Memorial Day is a national holiday intended to honor our men and women who died while in the military service. As we pause to honor those who have made the ultimate sacrifice for the rest of us, let us also appreciate those that have been prepared to make that ultimate sacrifice, yet ultimately were not called upon to do so.
As a nation we citizens ask our young among us to serve their country voluntarily. We ask them to do our nation’s bidding, regardless of their background, race, gender, religion or political ideology. As a nation we ask them to leave their friends, families and hometowns, and to risk life and limb so that we, as their fellow citizens, may continue to prosper and enjoy our cherished civil liberties. Indeed, the notion of the citizen soldier is at the very core of our national ideology.
In doing our bidding, our military has become particularly skilled at taking our youth and transforming them into our warriors. Billions of dollars are spent every year to develop and maintain our all volunteer military. The various services recruit individuals from all walks then through great expense and deliberate process, socialize them into our national military instrument of power. This process, this ideology, and our citizen soldier, has served us well throughout our history.
Yet as a nation, we take much less care and show much less concern for our citizen soldiers when they hang up their uniform. We expect them to return to the way they were. We expect them to somehow undo the processes and experiences that transformed them into our agents of military might. As our Soldiers, Sailors, Marines, and Airmen return to civilian life, in some cases abruptly and unexpectedly, they often find themselves no longer “fitting” with their civilian peer group counterparts. Their socialized view of the world and their experiences represent a markedly different perspective. In many cases these socialized service men and women find it difficult to even fit in with former peers groups in which they previously belonged. When we consider those that experienced combat or even more dramatic, those that have experience the lasting imprint of combat (i.e., service disabled either physically or psychologically), the problem is compounded immensely.

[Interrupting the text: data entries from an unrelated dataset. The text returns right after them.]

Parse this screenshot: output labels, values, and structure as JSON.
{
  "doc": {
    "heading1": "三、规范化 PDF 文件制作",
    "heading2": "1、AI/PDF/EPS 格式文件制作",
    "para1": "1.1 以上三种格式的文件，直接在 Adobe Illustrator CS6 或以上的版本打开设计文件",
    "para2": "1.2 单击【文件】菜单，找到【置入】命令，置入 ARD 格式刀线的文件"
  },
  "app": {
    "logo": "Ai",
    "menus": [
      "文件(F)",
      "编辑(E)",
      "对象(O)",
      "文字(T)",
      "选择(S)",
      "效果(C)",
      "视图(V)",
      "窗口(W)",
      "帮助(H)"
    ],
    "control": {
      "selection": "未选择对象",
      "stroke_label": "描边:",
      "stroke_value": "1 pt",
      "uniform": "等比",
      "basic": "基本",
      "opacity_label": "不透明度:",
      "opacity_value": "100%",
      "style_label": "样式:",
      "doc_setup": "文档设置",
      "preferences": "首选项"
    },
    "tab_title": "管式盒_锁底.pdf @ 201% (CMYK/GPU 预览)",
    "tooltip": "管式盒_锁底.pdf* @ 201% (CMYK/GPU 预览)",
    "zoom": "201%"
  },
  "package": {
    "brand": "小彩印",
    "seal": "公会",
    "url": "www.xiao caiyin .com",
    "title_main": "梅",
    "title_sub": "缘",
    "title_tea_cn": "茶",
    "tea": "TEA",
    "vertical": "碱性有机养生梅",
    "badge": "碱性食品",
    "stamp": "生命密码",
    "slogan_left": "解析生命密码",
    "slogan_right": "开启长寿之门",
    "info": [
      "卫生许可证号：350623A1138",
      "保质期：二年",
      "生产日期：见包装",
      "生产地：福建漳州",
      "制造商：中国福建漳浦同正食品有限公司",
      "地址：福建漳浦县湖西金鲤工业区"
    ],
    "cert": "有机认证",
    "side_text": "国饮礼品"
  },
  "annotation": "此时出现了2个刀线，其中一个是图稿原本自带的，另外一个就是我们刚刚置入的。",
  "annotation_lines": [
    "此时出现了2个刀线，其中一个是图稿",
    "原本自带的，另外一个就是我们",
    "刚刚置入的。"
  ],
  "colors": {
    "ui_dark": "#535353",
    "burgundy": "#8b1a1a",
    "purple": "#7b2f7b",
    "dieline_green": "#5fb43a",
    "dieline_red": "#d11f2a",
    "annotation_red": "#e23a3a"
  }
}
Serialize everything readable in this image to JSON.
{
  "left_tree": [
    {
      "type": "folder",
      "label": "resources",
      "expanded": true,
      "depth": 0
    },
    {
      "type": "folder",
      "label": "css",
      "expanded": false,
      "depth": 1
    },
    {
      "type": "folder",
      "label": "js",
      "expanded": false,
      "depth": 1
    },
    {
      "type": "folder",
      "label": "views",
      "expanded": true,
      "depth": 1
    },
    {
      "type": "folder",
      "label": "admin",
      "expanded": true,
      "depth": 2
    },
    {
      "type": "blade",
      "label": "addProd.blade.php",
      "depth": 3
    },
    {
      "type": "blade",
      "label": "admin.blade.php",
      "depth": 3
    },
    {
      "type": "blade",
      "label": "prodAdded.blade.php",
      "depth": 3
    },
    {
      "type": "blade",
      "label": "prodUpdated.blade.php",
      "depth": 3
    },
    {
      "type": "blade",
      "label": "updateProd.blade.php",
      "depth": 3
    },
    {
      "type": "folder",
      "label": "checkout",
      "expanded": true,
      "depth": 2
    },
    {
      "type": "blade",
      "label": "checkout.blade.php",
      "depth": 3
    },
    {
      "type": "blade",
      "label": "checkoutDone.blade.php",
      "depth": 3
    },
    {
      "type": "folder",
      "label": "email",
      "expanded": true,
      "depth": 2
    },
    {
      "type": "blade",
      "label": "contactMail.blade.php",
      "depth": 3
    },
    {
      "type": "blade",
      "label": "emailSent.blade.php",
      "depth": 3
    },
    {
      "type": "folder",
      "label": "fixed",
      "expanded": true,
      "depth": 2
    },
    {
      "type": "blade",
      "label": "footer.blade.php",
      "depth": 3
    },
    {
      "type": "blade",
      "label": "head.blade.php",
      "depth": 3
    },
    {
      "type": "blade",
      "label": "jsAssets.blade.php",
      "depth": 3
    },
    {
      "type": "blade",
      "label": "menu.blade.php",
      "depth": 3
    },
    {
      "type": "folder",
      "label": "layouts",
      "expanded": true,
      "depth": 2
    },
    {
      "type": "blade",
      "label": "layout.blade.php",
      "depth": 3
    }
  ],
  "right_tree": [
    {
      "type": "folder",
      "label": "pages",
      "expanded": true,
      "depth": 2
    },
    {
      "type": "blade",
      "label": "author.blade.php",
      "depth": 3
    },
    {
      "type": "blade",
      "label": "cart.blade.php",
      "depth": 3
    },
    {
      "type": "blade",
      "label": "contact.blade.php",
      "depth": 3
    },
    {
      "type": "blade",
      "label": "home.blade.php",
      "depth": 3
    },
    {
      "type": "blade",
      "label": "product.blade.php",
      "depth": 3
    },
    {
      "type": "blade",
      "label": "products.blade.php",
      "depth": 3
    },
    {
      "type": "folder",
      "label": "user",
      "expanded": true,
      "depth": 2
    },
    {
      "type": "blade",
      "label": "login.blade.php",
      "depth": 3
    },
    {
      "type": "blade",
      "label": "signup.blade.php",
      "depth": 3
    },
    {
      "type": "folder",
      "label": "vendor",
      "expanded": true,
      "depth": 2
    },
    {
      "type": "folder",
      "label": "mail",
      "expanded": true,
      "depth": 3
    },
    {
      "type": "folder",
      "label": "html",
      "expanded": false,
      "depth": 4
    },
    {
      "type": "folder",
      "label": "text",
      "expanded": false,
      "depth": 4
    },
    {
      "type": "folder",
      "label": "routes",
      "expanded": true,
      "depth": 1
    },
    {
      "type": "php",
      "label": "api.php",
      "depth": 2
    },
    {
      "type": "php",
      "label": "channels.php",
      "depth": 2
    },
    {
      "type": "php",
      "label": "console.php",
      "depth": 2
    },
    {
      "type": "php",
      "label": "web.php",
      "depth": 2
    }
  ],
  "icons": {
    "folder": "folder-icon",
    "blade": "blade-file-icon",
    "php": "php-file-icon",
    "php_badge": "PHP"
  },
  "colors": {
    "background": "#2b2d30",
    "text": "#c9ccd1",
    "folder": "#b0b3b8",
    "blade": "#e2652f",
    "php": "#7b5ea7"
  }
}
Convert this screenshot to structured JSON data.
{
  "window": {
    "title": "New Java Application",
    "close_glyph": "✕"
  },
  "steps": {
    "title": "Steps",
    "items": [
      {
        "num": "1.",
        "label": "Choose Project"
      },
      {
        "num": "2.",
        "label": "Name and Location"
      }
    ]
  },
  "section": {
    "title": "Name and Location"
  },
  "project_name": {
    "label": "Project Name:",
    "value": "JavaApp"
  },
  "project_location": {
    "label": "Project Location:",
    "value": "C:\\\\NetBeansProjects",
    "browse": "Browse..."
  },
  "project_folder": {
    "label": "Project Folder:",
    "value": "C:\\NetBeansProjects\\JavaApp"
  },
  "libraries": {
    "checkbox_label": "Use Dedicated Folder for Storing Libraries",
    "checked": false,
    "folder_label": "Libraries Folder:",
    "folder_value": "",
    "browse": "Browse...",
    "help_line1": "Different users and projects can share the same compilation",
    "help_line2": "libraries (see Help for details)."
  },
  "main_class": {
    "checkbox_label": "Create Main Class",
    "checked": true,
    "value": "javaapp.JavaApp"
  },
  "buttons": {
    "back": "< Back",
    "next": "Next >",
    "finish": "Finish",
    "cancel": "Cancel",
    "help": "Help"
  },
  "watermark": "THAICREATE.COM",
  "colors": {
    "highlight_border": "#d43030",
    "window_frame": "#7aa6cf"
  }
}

While the military works hard at transition assistance and the Veteran’s Administration has many worthwhile programs to help veterans find jobs and even retrain for new jobs, we as citizens need to do more to re-assimilate our soldiers back into our communities. As a society, we seem to assume that post-military transition is largely the realm and primary responsibility of the military and the Veterans Administration. I suggest it is our responsibility as citizens. We asked these men and women to transition into our warriors, now let’s go beyond placing a yellow magnetic ribbon on our vehicles and embrace their return to our communities through action. We as citizens must open wide the doors of our businesses, organizations, communities, and hearts. Welcome home Soldier, Sailor, Marine, and Airman and thanks for your service.